> [Dataset records]
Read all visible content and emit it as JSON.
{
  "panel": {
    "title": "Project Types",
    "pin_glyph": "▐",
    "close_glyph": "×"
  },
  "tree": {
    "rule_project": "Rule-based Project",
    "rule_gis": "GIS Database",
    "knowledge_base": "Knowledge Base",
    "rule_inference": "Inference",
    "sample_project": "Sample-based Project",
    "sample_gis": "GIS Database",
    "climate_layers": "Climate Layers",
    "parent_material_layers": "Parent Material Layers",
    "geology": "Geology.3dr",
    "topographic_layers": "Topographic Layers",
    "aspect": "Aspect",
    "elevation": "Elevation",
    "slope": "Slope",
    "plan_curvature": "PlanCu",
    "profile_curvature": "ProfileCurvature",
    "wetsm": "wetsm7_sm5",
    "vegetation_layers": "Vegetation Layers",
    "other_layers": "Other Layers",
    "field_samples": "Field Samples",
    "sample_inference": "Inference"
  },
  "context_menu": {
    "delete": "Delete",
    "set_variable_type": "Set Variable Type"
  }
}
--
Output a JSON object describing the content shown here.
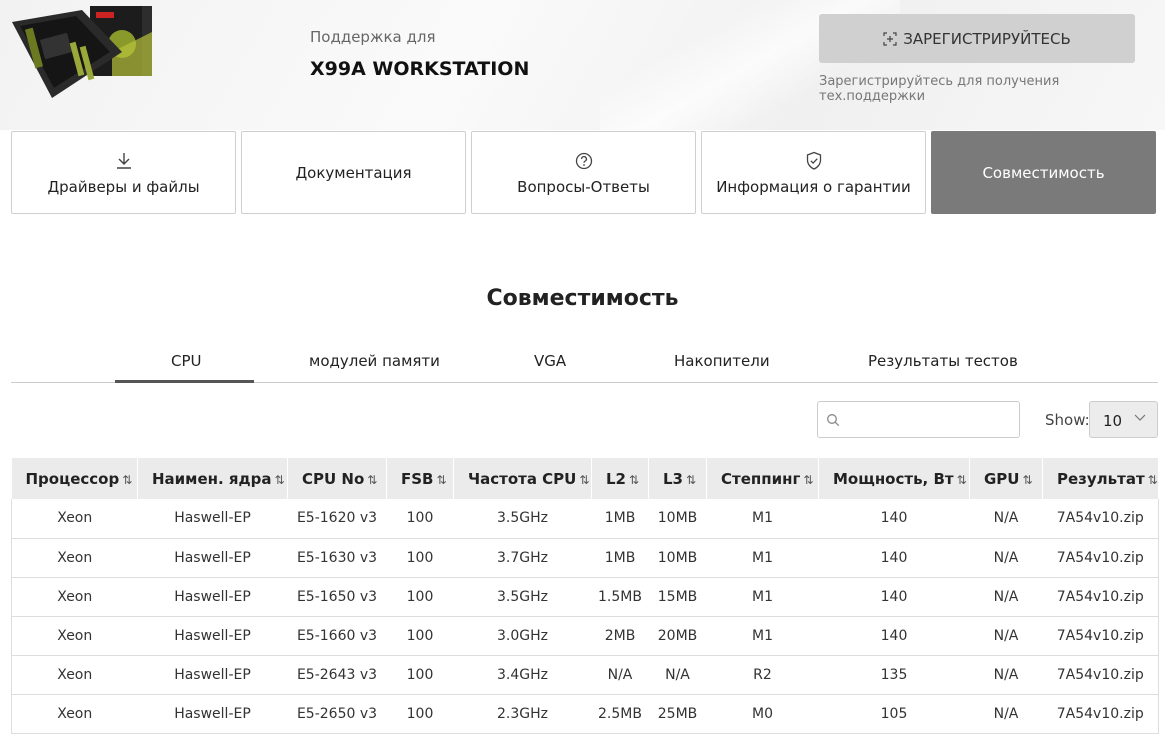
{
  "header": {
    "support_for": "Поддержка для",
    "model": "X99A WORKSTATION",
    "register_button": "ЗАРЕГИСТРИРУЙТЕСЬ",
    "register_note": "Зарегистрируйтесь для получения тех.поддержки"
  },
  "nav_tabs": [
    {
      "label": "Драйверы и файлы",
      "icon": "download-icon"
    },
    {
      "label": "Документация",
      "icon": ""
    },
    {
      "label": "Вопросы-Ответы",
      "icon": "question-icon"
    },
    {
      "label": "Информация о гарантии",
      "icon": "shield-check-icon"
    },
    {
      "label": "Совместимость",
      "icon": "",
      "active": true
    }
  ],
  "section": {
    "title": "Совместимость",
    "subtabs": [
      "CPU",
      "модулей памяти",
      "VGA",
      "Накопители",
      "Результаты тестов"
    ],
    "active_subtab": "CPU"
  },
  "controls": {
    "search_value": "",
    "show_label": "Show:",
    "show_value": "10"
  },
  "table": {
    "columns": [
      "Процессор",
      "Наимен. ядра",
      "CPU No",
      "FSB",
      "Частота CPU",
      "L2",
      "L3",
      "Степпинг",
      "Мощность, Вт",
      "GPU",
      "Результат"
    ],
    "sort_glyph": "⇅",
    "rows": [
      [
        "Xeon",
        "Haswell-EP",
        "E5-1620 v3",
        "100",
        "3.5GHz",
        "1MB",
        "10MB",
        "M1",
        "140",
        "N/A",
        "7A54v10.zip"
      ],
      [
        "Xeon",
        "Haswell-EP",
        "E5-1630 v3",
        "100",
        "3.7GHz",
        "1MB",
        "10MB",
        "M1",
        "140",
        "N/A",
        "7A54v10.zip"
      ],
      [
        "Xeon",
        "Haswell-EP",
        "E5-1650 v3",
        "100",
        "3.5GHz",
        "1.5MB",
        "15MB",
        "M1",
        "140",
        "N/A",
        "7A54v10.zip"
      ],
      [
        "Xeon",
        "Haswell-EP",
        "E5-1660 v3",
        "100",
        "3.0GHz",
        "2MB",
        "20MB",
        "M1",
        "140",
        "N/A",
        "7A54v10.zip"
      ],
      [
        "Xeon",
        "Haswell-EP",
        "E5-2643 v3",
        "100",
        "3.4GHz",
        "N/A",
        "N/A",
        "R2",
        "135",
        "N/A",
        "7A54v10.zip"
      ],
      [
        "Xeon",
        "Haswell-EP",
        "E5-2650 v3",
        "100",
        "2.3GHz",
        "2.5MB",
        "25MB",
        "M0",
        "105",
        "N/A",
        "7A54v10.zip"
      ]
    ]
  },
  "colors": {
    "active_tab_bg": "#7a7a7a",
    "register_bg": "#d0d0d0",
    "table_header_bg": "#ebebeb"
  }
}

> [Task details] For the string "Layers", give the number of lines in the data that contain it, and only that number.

> [Reply to the exercise] 5